Volume 2015, Article ID 143526, 7 pages
Review Article

The Impact of Immune System in Regulating Bone Metastasis Formation by Osteotropic Tumors

1Department of Orthopedics, Washington University School of Medicine, St. Louis, MO 63130, USA
2CeRMS, San Giovanni Battista General Hospital, University of Turin, Via Santena 5, 10126 Turin, Italy

Received 13 October 2014; Accepted 2 December 2014

Academic Editor: Roberta Faccio

Copyright © 2015 Lucia D’Amico and Ilaria Roato. This is an open access article distributed under the Creative Commons Attribution License, which permits unrestricted use, distribution, and reproduction in any medium, provided the original work is properly cited.
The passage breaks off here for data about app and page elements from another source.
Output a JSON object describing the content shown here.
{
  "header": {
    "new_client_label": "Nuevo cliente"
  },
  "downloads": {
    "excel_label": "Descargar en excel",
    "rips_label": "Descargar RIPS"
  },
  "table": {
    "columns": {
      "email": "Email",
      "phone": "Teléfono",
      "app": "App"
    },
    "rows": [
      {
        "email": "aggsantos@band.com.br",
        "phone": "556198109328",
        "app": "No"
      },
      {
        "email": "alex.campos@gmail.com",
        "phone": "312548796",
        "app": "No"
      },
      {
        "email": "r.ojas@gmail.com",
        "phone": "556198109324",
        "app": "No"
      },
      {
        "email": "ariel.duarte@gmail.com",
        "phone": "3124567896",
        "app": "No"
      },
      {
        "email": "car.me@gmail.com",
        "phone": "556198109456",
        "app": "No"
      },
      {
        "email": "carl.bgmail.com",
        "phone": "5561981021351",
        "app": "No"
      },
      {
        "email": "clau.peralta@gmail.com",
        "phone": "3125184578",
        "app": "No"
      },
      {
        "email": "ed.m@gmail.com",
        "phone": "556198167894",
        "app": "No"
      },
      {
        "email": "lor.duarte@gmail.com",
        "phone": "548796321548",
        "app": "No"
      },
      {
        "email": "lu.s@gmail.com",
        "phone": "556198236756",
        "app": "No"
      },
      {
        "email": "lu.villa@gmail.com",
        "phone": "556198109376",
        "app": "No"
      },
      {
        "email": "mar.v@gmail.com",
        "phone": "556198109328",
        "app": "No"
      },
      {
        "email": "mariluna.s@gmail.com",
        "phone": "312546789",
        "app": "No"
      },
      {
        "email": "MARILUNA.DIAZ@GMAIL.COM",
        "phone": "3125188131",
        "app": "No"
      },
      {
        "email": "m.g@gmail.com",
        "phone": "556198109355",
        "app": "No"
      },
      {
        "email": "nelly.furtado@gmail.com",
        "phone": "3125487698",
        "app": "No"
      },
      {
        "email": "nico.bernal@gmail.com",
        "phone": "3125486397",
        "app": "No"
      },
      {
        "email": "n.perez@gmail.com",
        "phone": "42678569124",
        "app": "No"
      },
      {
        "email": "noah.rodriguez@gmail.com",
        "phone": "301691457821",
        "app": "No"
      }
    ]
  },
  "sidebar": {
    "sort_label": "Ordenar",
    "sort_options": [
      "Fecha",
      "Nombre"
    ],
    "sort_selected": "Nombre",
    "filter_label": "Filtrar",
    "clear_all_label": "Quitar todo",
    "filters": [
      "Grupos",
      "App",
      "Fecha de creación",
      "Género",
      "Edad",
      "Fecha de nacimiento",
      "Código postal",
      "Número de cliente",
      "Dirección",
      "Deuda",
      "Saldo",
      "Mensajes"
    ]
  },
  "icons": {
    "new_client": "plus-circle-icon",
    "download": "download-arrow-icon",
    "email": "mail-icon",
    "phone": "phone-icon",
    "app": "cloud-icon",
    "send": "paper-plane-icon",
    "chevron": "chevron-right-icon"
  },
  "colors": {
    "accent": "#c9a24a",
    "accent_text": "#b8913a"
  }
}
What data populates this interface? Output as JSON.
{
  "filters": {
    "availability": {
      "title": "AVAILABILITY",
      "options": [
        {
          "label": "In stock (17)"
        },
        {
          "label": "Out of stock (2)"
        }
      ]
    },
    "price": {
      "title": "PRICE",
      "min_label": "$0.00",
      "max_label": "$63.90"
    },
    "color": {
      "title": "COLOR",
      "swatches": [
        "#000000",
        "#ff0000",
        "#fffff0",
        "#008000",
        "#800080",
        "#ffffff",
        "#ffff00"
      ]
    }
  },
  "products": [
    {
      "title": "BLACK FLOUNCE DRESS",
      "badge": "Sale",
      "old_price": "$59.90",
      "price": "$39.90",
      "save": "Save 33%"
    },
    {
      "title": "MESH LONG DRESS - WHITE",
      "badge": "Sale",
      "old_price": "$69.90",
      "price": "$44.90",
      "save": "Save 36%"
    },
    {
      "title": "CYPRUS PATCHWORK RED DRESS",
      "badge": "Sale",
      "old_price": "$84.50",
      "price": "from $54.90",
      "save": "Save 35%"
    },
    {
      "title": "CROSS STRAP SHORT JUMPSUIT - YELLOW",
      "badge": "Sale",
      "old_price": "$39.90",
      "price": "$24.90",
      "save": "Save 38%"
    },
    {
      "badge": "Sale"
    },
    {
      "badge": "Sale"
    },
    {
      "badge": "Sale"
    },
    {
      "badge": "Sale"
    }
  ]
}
Bone metastases are frequent and debilitating consequence for many tumors, such as breast, lung, prostate, and kidney cancer. Many studies report the importance of the immune system in the pathogenesis of bone metastasis. Indeed, bone and immune system are strictly linked to each other because bone regulates the hematopoietic stem cells from which all cells of the immune system derive, and many immunoregulatory cytokines influence the fate of bone cells. Furthermore, both cytokines and factors produced by immune and bone cells promote the growth of tumor cells in bone, contributing to supporting the vicious cycle of bone metastasis. This review summarizes the current knowledge on the interactions among bone, immune, and tumor cells aiming to provide an overview of the osteoimmunology field in bone metastasis from solid tumors.